INSTRUCTIONS TO FOLLOW - Copy every line of the entries that has the string "value" in it.

[SUPPLIED DATA]

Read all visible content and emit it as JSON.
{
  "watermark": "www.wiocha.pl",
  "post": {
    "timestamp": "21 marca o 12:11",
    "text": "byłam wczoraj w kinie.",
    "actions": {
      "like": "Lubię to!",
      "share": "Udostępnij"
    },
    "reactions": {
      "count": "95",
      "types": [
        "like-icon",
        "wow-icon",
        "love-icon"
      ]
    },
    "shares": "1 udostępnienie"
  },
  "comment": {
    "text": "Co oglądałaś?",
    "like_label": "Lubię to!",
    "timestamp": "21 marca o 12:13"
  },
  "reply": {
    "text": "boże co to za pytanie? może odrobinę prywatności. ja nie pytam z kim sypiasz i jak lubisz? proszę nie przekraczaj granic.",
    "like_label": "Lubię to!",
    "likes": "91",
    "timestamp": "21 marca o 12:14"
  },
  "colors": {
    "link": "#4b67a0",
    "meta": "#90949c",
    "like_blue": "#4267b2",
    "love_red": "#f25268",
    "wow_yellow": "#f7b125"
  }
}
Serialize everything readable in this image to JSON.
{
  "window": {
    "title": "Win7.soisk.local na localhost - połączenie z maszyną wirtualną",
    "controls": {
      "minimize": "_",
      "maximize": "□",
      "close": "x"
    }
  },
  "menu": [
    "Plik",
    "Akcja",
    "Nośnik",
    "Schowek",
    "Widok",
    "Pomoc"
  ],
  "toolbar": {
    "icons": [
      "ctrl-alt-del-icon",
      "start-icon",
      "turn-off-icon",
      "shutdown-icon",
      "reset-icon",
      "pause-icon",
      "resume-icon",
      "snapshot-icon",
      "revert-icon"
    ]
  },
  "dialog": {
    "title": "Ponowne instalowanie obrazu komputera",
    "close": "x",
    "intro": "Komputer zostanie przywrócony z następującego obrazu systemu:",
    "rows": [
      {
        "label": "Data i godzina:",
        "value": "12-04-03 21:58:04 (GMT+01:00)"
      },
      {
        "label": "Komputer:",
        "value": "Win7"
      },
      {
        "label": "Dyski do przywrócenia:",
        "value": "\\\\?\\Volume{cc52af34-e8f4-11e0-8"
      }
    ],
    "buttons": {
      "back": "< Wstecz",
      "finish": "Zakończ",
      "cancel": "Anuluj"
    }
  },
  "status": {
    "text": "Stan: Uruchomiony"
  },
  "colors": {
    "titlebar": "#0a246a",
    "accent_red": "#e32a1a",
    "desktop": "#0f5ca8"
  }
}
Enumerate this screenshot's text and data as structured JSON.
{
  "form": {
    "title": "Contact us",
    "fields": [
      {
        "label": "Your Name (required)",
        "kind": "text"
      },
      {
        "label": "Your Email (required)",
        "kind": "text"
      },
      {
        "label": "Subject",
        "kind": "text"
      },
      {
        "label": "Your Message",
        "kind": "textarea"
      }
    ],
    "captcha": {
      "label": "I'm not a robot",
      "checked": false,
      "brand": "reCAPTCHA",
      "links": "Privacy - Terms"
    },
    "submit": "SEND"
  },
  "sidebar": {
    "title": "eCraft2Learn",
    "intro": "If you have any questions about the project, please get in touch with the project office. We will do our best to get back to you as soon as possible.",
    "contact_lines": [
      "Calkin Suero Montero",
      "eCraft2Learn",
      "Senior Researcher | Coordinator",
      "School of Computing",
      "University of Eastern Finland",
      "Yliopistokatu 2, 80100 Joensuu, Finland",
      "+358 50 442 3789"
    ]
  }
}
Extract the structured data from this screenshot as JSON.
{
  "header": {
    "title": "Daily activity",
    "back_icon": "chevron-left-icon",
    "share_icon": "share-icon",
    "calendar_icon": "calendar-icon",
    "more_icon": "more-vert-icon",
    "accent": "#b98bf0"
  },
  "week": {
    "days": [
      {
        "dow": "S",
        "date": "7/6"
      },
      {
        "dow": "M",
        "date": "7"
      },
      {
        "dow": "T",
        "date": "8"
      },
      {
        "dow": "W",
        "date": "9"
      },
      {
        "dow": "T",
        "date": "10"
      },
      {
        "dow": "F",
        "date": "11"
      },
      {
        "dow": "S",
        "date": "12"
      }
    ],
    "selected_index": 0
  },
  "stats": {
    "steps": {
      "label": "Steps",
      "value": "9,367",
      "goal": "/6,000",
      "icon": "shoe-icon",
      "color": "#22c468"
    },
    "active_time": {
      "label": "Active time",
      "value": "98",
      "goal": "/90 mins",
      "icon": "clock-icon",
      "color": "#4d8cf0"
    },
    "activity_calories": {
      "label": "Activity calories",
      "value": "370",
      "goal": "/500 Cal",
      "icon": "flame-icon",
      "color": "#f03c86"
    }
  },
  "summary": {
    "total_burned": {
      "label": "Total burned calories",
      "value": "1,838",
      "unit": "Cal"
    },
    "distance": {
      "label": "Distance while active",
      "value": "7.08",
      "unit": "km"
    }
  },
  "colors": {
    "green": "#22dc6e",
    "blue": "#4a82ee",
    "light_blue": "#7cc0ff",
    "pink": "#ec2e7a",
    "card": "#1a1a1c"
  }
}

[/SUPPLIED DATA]

ANSWER SPACE -
        "value": "12-04-03 21:58:04 (GMT+01:00)"
        "value": "Win7"
        "value": "\\\\?\\Volume{cc52af34-e8f4-11e0-8"
      "value": "9,367",
      "value": "98",
      "value": "370",
      "value": "1,838",
      "value": "7.08",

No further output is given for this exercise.